(Excerpted records Opens)

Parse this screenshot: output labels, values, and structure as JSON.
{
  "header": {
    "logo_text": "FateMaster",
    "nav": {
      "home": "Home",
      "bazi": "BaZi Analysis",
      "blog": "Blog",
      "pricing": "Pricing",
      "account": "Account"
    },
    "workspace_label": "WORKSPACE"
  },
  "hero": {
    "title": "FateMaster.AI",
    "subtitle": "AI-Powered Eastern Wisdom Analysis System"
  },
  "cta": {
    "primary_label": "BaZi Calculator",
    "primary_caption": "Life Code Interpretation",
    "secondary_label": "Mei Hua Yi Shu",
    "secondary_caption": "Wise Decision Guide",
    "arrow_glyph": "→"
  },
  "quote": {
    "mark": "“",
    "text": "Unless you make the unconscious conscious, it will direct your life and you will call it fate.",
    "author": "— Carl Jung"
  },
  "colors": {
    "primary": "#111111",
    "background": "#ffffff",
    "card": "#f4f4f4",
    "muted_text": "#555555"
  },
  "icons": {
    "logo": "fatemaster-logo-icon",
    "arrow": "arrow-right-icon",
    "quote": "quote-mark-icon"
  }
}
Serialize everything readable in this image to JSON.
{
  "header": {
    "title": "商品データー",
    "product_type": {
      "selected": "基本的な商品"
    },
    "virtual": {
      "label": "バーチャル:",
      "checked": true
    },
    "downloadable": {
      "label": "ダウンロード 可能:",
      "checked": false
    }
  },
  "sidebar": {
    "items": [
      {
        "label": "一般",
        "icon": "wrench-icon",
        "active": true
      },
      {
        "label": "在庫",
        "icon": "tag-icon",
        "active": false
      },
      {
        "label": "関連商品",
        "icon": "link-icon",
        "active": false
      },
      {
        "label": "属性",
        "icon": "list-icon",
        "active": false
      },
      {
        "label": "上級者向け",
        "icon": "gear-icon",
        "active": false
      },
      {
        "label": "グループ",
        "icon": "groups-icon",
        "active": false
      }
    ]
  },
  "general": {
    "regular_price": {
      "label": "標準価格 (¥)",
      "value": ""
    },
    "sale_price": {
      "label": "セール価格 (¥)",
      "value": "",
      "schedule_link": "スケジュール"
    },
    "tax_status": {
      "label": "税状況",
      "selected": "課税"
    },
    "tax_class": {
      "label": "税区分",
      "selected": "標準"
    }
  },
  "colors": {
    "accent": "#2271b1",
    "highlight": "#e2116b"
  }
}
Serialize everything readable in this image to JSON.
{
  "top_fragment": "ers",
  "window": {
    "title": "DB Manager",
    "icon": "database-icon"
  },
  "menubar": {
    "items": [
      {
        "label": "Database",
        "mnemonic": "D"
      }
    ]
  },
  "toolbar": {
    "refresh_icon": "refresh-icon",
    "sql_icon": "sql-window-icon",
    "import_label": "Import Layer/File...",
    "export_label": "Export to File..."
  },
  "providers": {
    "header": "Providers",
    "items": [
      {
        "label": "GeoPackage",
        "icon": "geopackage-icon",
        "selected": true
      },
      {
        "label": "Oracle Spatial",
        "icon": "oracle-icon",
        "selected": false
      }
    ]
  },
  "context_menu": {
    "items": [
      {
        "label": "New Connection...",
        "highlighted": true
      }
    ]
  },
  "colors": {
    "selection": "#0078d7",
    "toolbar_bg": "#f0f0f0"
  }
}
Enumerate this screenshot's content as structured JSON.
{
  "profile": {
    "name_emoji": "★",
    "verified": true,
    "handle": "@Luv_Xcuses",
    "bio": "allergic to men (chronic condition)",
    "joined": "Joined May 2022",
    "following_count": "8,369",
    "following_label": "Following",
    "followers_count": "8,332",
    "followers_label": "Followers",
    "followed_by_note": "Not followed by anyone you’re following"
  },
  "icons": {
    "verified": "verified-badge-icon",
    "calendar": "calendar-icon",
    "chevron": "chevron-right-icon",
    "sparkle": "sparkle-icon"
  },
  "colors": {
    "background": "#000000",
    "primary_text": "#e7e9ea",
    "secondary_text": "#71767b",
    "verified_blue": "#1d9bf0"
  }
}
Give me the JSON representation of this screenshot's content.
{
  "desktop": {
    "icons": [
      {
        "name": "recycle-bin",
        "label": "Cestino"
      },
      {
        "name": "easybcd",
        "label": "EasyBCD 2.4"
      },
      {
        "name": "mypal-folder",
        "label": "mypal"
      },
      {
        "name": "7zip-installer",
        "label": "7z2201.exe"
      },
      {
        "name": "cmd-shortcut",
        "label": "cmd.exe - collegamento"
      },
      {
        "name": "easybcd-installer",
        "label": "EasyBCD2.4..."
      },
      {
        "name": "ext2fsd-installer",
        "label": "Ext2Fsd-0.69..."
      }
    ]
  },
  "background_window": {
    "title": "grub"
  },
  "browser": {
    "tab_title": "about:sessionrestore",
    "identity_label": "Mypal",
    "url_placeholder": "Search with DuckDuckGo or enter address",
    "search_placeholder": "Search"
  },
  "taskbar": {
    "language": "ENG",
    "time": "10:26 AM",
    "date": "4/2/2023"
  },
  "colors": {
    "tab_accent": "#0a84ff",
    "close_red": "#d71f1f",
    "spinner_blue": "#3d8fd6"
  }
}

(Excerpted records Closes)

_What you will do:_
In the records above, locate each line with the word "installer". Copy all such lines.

_Result below:_
        "name": "7zip-installer",
        "name": "easybcd-installer",
        "name": "ext2fsd-installer",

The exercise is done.